## Task goal:
Please state how many lines of the records below contain the word "this". Give the number and nothing else.

## Collected data:

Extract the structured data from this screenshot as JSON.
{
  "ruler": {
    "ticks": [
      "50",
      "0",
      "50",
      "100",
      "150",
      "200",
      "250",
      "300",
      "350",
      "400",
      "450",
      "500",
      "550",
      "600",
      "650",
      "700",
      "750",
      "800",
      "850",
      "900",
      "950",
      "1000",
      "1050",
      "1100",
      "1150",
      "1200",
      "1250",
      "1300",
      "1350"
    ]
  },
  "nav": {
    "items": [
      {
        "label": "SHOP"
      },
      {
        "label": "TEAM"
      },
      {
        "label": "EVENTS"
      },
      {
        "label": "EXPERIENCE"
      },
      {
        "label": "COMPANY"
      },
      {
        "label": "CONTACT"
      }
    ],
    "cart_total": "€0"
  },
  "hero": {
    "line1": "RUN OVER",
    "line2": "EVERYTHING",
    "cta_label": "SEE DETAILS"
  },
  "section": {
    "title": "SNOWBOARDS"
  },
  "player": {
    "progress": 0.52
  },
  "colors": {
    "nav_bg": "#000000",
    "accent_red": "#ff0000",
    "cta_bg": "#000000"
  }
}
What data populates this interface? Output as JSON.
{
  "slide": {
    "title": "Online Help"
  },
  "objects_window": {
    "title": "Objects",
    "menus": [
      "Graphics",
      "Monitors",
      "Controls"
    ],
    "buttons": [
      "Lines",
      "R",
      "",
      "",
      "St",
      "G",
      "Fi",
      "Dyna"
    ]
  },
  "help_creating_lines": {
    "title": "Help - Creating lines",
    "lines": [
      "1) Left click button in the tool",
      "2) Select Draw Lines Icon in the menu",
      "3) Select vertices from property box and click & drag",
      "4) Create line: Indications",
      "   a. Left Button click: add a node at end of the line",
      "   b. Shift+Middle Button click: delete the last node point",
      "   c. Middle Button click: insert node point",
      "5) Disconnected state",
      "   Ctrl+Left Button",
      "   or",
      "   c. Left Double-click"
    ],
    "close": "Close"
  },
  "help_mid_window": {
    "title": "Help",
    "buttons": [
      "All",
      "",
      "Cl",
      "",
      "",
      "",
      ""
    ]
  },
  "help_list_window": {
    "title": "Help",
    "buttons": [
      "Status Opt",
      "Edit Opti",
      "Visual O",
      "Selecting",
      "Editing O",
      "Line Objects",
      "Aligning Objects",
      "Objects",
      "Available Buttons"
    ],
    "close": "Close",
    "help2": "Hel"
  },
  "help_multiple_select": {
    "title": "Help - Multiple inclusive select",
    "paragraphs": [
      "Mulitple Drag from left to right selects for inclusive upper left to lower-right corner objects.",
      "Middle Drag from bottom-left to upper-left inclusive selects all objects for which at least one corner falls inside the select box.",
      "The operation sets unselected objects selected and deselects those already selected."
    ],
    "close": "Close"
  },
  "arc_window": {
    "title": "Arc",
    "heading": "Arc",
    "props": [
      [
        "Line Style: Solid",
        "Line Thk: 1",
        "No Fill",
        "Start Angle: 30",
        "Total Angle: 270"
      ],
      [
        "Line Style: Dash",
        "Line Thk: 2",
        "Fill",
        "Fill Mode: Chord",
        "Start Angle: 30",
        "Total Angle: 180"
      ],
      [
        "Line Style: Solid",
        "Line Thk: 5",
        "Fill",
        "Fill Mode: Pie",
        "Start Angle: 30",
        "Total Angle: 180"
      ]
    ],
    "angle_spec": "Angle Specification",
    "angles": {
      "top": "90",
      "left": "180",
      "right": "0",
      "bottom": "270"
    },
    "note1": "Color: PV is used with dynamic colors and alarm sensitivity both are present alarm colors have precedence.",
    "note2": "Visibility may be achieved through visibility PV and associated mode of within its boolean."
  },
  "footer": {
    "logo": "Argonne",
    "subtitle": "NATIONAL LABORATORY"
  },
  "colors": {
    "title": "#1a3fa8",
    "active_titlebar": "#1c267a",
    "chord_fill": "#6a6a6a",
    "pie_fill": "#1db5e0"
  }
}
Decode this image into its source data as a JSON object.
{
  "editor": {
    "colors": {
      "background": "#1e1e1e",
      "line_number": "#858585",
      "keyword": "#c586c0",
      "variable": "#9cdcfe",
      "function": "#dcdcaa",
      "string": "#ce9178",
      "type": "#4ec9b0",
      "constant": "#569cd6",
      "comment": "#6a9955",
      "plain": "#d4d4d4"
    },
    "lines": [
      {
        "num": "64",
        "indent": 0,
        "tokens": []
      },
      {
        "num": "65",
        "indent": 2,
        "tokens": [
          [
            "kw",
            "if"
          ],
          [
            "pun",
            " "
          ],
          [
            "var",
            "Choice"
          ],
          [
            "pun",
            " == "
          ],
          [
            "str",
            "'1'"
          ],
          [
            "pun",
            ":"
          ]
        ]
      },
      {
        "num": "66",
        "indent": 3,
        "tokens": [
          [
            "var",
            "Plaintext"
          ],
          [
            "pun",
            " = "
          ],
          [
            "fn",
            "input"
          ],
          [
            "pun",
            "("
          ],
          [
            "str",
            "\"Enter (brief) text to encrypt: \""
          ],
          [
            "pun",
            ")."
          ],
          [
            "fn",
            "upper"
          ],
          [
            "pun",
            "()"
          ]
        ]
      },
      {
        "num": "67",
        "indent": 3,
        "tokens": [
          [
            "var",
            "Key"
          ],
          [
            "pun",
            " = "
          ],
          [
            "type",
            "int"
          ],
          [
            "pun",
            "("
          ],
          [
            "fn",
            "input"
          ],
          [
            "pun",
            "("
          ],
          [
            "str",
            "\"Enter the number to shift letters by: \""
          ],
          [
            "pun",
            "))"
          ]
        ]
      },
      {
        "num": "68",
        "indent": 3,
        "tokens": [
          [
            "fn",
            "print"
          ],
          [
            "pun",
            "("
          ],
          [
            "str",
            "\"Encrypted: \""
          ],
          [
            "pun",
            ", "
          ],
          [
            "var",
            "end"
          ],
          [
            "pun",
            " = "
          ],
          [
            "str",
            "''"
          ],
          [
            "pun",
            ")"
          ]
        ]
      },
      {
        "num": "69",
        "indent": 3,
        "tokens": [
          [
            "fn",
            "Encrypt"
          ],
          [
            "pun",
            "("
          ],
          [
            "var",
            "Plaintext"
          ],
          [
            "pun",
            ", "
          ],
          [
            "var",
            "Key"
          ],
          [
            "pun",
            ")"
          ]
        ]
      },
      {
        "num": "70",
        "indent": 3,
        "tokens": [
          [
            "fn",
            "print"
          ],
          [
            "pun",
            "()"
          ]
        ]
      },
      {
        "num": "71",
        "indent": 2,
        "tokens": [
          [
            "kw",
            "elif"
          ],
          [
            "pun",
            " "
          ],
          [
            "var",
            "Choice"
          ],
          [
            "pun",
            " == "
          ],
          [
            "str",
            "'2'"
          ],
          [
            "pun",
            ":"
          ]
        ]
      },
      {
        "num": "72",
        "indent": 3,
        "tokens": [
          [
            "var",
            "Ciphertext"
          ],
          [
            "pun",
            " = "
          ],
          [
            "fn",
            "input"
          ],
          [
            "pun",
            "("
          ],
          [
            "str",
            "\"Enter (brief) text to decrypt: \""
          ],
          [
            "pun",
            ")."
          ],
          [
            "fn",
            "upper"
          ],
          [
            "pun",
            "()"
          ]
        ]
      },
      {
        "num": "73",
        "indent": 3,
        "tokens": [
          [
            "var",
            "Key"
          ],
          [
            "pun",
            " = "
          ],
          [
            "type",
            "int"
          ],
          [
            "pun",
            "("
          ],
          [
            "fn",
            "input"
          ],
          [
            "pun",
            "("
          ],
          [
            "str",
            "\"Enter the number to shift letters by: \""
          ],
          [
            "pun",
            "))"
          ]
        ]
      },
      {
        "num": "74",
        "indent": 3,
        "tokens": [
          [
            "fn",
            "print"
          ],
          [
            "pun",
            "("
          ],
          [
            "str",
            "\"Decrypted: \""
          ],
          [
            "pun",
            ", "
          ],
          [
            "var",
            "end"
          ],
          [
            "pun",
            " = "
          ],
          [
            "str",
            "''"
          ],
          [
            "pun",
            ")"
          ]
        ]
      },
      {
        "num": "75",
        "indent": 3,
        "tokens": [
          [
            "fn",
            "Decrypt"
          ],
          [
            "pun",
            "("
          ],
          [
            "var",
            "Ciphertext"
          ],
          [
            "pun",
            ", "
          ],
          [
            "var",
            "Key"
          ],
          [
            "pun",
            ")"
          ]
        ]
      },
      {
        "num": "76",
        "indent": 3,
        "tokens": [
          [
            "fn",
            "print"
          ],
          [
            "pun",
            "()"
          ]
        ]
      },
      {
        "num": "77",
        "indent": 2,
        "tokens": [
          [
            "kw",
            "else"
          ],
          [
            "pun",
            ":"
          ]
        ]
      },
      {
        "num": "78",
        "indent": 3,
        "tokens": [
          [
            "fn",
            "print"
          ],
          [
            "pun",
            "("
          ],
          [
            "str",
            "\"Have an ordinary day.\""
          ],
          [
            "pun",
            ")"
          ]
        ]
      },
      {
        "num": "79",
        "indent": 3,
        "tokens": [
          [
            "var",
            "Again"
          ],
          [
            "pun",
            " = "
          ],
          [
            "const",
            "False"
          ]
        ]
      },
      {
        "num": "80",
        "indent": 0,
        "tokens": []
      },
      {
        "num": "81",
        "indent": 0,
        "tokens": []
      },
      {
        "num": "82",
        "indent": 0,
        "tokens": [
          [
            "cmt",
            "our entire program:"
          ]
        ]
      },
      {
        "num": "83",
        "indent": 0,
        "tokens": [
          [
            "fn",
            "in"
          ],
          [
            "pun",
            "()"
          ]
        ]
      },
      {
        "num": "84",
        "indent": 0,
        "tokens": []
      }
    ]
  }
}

## Task result:
3